-Senator Hubert Humphrey, 1976
The National Forest Management Act (NFMA) of 1976 was designed to counter damage to natural ecosystems on public lands. The act put in place a system for forest management following several debates over the legality of clear-cutting forests. In an effort to protect national forests from excessive and destructive logging, Congress instructed the U.S. Forest Service to develop regulations that limit the size of clearcuts, protect streams from logging, restrict the annual rate of cutting, and ensure prompt reforestation.
The National Forest Management Act requires the Secretary of Agriculture to evaluate forest lands, develop a management program based on multiple-use, sustained-yield principles, and implement a resource management plan for each unit of the National Forest System.

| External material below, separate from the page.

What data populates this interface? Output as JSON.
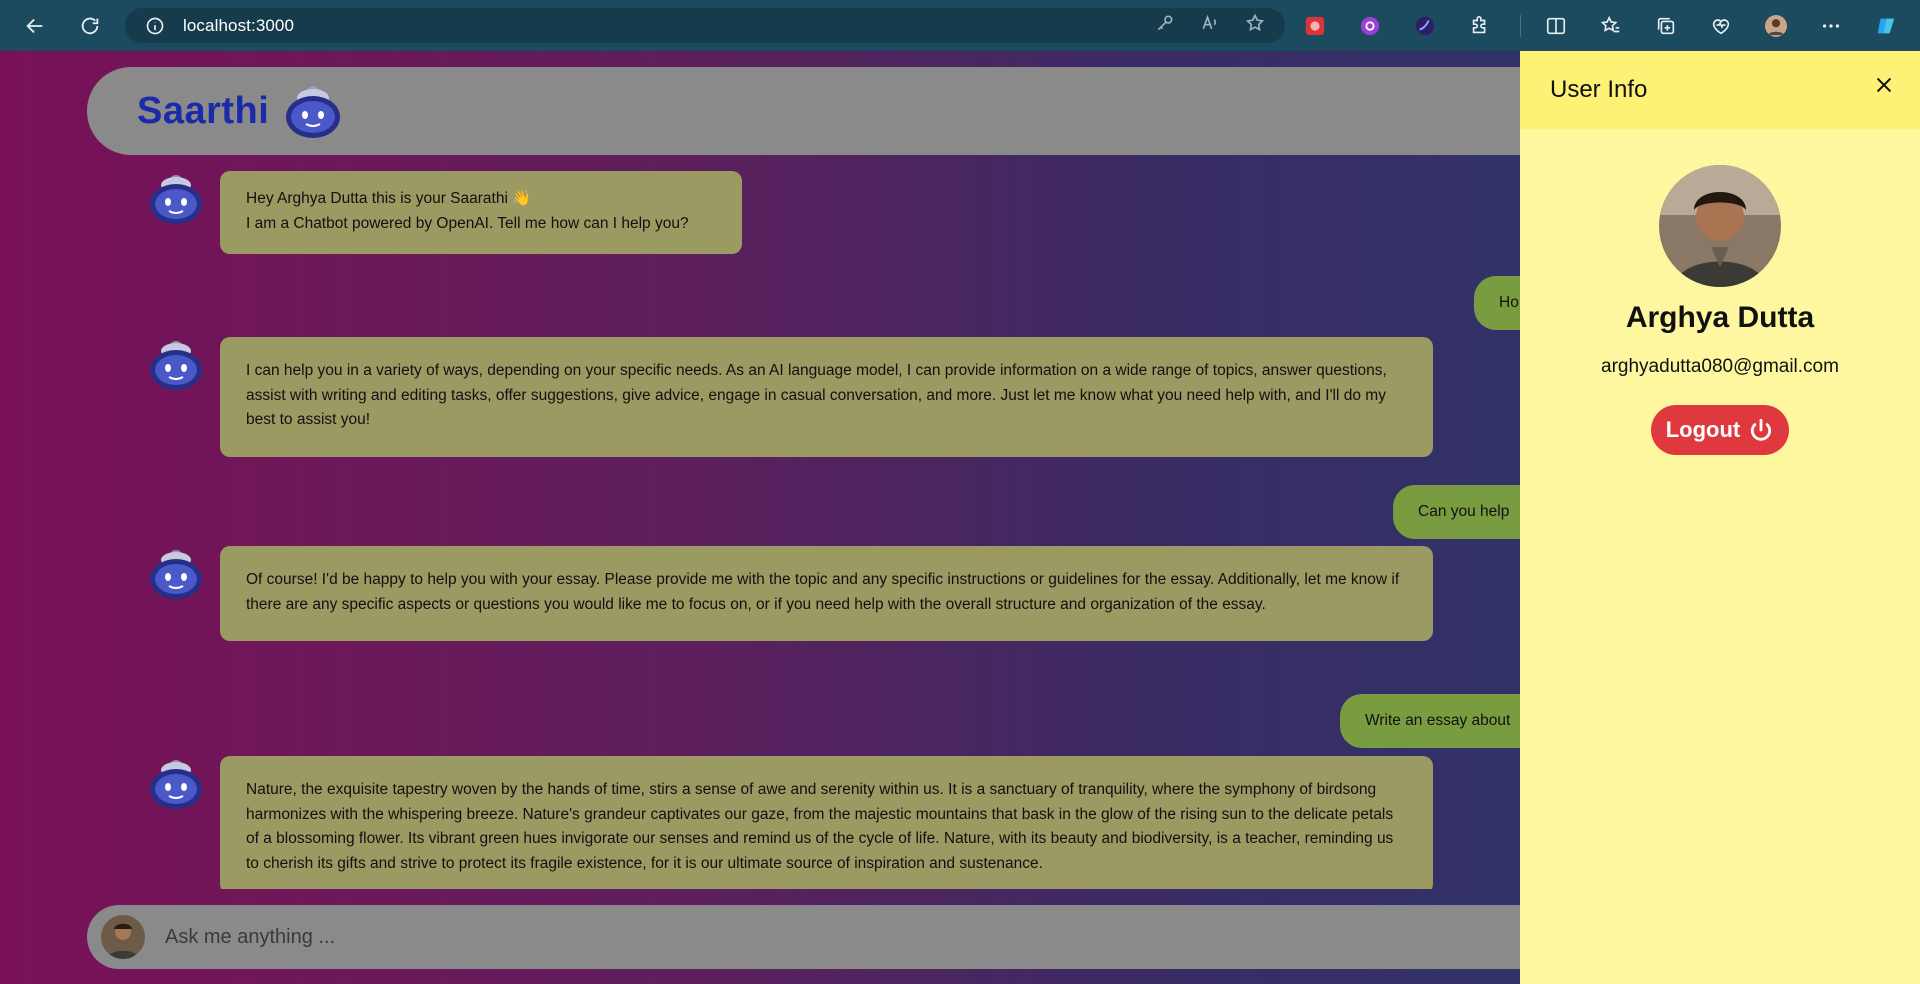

The act is the primary regulation governing the administration of national forests.
It was the NFMA's provisions for protecting such individual threatened species as the spotted owl, that provided the necessary legal support to reduce logging of ancient forests in the Pacific Northwest.